CZ: Three years ago, my friend just was like, ‘Hey, do you want to work here?’ I live super close, so I was like, ‘yeah, I need a summer job.’ I love being outside. A lot of my art is influenced by it; I love earth tones. It kind of all makes sense now, because what my art is representing and what I’m doing out in the field is kind of the same thing — [it’s] what I want my life to be about.
RM: What do you do at Crown Point Ecology Center?
CZ: I’m an assistant farm manager. I help lead our interns; growing seedlings, planting, harvesting; we have a CSA; we have a plant sale. My favorite task is harvesting our vegetables, because it’s like, you’ve been waiting for months and watering and taking care of these plants, and you get that first tomato — it’s what you’ve been working up to. Once we start getting our vegetables, actually being able to pick them out and eat them, literally the fruit of our labor.
I think it’s important to know where your food is coming from. That’s been our whole message this year — know your farmer, know how this is being grown, and why it’s so important, and just coming out here and being part of it all.
We have volunteers. Come volunteer!
RM: What is it that makes you want to make art?
CZ: I feel like I just need to, like, do something with my hands. Having these visions and putting them into a piece of paper or on a canvas… When I’m making art or making a painting, I try to make each part of the painting something that [I’m happy with.] I’ve been working on [my sketchbook] for almost a year now, and I want every page to be something that I’m happy with.
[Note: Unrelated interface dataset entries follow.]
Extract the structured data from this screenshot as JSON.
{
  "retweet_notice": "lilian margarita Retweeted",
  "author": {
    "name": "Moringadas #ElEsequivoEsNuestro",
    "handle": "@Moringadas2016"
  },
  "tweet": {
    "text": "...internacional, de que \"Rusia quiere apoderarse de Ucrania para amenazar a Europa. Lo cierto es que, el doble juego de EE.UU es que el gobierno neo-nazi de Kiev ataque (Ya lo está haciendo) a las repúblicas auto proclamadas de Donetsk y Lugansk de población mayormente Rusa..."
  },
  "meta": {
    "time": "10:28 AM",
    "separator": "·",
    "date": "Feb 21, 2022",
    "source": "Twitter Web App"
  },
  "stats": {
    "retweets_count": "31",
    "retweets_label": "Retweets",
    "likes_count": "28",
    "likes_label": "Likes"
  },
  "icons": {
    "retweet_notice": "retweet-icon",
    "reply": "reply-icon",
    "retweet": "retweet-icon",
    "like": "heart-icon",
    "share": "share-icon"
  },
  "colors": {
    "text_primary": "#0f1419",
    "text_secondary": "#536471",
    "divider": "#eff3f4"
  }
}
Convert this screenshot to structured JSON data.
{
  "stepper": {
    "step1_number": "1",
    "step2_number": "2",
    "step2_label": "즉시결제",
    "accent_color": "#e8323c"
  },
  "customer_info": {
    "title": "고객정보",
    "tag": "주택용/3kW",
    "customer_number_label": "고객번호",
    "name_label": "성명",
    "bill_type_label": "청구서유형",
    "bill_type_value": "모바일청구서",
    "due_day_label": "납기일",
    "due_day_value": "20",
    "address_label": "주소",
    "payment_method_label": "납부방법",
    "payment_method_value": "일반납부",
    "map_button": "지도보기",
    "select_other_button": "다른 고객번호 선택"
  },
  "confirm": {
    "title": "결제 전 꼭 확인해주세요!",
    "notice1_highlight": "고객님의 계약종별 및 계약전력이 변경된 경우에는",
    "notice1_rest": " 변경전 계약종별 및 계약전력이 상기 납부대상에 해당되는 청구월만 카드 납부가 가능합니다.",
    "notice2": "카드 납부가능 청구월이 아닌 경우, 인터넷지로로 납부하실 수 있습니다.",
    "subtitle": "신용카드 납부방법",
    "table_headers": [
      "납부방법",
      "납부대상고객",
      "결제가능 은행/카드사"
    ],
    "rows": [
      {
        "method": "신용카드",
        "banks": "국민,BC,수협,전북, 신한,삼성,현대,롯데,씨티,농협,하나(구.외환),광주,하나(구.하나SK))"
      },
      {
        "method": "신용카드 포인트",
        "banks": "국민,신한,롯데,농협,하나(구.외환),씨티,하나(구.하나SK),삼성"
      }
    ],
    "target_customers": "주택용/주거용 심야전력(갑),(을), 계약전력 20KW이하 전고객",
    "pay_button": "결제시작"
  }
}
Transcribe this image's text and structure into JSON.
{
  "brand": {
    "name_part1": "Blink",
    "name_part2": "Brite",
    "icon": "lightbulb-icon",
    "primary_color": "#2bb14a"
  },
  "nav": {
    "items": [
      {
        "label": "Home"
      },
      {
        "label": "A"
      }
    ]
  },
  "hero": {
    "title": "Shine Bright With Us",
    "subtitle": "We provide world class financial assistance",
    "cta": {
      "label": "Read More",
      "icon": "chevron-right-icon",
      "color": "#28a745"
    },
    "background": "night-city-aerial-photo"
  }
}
So if I don’t like it, I’ll just plop another piece of paper over top of it until I feel satisfied. I know whatever I envision in my head, it’s never going to be like that, so going through that journey of making is really exciting.
See more of Carly’s work at carlyzim.weebly.com or on Instagram at @carlyzim.
Rosalie Murphy is The Devil Strip’s Editor-in-Chief. Reach her at firstname.lastname@example.org.
Photos: used with permission of Carly Zimmerman